Best methods for removing wallpaperby Kuhrich on Tuesday, December 15, 2015
Everyone has a story about trying to take wallpaper down in a new home. First there is hope and determination, and then there is frustration, which is usually followed by tears, which you put on the wallpaper to try and loosen the glue. And you almost always end up with a horribly marked wall that still has layers of wallpaper scattered all over and you’re not sure if you will ever be the same.
It doesn’t have to be this way. With some patience, help (you will want to bribe your children with pizza for this), and time management you can have a small room done in an afternoon and a larger room done in a weekend. It all depends on how you tackle the job, what sort of solution you use, and energy (that is where the pizza comes in). Here are a few methods that may help you through your harrowing journey.
Dif Makes the Difference
You may find the product Dif or similar solutions may help you take off large chunks of wallpaper easily. By mixing the solution with hot water and using a car wash sponge or paint roller to apply, you can saturate the wallpaper and take it off cleanly. After applying Dif wait 20 minutes for it to soak in. Then you can begin peeling off pieces with a scraper. If you want to try this route I suggest purchasing a tarp or having some towels you want to throw out ready. This will preserve your floor and any immovable furniture.
Once you’ve taken off the wallpaper and the glue, wipe down the walls with a towel and hot water. This will clean the walls so you can paint worry free. You will want to repaint the room regardless of how careful you are. There will be scuffs and discoloration.
Hot Water and A Plan
One homeowner explained that she would soak the wallpaper with hot water by using a spray bottle and soaking four to five feet of wall at a time. At first I was skeptical but she went on to explain she soaks the wallpaper twice and waits 30 minutes in between each soak before attempting to remove the wallpaper. You will still want a scraper even though she showed removing large chunks and you will want to clean the walls with hot, soapy water afterward.
Using a Steamer
One homeowner purchased a multipurpose steamer to use on the wallpaper. By steaming sections for ten seconds or more the wallpaper came off easily and quickly. This is probably the most reliable option because it does not use harsh chemicals and the water remains hot within the machine unlike in a spray bottle or bucket. It can be a large investment, however, costing up to $200. I would suggest buying a multipurpose steamer like the homeowner suggests so it can do more than one job.
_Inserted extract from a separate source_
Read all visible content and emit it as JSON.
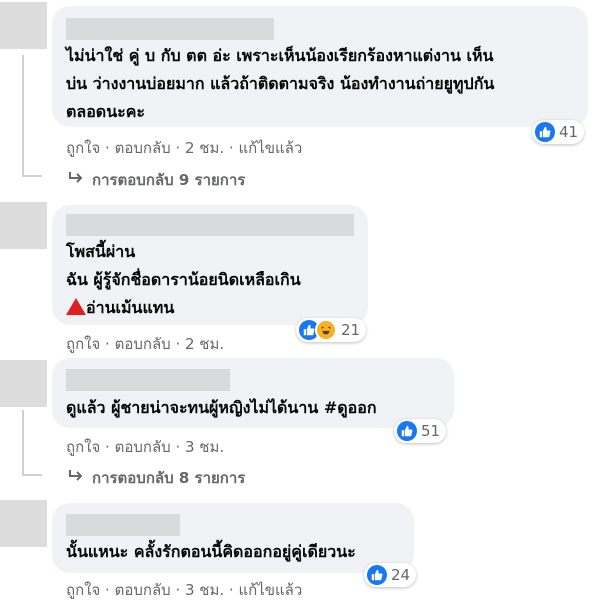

Taking wallpaper down can be a risky job that can involve a lot of frustration and ending of friendships if you’re not careful. Be sure to take your time, do your research, and offer plenty of food and drink.
For those who are about peel, we salute you.